#### EXTRACTED ENTRIES ####
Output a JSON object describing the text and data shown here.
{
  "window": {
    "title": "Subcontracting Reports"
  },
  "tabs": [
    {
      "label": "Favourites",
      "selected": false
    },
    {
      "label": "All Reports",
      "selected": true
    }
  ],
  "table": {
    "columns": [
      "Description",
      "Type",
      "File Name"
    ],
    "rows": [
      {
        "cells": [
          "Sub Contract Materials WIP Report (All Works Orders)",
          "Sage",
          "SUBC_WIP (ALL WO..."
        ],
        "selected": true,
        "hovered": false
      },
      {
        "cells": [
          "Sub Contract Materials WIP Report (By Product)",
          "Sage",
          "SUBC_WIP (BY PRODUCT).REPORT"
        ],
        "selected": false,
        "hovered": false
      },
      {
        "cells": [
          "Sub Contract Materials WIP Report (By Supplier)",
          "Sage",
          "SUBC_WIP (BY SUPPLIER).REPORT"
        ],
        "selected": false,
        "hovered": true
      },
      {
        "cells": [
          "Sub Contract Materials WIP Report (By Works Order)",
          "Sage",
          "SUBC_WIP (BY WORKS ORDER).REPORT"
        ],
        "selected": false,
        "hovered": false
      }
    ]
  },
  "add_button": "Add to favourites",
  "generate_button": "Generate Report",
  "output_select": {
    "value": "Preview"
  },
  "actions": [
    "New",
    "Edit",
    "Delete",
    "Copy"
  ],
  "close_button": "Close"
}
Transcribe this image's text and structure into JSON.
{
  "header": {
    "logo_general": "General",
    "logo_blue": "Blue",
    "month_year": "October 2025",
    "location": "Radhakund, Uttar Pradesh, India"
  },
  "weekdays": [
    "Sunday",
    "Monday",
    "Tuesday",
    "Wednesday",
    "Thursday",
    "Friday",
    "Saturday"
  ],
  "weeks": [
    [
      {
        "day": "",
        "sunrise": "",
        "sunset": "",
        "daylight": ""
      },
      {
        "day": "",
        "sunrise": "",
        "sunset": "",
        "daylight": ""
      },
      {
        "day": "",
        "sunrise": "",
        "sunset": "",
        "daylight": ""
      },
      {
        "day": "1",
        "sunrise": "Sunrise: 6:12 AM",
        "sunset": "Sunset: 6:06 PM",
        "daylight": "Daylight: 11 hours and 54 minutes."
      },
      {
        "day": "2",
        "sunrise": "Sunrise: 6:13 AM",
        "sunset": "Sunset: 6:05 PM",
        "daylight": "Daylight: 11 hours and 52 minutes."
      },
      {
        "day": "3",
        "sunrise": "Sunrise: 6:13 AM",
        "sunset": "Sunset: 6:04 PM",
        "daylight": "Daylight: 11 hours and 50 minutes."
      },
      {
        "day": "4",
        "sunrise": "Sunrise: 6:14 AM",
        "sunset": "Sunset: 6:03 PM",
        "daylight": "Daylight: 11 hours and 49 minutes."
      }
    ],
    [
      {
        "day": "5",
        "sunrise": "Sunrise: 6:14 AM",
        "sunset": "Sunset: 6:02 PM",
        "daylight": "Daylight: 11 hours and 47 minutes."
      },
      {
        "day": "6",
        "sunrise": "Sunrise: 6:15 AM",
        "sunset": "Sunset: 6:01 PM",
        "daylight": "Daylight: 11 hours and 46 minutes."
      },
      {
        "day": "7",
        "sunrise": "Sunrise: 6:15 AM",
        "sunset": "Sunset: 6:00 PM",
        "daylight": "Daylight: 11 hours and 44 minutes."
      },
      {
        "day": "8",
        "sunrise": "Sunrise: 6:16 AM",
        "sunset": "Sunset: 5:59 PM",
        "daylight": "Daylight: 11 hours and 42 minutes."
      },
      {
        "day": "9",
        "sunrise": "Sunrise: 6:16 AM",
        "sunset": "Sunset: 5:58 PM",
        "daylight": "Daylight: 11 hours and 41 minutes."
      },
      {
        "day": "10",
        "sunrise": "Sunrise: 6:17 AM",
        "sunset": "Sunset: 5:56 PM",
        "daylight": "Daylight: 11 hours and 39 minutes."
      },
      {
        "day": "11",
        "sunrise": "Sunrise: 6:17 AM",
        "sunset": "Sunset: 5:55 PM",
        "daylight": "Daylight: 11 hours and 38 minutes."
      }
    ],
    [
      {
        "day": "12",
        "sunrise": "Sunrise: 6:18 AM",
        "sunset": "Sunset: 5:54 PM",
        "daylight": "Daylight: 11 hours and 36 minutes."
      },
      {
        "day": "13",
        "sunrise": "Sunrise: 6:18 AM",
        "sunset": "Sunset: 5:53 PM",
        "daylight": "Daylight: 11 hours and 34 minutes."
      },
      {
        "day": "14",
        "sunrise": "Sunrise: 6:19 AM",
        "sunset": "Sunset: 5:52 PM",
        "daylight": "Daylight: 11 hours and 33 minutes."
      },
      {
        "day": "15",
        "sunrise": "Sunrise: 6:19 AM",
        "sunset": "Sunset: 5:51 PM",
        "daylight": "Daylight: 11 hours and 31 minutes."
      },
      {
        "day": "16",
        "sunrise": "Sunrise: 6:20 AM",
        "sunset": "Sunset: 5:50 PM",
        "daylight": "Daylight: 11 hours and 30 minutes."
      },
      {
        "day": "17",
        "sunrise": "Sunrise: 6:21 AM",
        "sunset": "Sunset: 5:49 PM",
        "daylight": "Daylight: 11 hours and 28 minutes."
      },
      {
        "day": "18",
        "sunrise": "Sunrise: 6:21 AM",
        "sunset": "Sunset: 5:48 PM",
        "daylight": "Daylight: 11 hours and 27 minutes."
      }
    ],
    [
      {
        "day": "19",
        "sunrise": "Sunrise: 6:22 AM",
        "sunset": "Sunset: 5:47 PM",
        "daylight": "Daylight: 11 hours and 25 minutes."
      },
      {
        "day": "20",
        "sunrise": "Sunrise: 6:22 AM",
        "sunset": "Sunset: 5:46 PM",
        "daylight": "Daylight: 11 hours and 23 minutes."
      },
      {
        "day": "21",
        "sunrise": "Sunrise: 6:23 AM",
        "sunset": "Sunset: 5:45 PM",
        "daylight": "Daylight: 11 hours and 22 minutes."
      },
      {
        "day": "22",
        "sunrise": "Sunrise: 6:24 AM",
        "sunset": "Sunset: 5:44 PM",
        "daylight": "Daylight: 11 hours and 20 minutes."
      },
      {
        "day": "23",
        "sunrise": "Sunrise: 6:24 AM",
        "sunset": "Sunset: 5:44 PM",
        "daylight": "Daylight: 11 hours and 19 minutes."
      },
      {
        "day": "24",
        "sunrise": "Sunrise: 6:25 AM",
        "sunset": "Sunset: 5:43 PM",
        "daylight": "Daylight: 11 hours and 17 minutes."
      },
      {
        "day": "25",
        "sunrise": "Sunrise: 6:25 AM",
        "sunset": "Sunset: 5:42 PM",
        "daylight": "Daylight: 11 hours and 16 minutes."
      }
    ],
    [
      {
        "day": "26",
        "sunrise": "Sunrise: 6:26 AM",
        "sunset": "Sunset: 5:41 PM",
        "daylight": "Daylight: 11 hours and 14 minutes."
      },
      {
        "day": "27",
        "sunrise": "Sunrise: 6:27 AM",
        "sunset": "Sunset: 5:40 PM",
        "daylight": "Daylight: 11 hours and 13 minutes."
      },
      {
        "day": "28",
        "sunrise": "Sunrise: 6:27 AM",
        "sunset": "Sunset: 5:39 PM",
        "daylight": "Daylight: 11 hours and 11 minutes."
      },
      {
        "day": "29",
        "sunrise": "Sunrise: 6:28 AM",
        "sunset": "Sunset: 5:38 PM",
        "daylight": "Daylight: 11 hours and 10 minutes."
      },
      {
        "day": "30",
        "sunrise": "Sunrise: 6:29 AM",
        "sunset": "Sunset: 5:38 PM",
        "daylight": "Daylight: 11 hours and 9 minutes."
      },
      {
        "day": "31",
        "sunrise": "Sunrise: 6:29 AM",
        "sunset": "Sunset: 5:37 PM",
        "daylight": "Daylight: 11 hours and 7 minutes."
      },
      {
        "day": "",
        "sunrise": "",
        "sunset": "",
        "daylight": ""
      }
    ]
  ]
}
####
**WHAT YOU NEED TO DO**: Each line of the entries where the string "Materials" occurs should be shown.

**RESULT**:
          "Sub Contract Materials WIP Report (All Works Orders)",
          "Sub Contract Materials WIP Report (By Product)",
          "Sub Contract Materials WIP Report (By Supplier)",
          "Sub Contract Materials WIP Report (By Works Order)",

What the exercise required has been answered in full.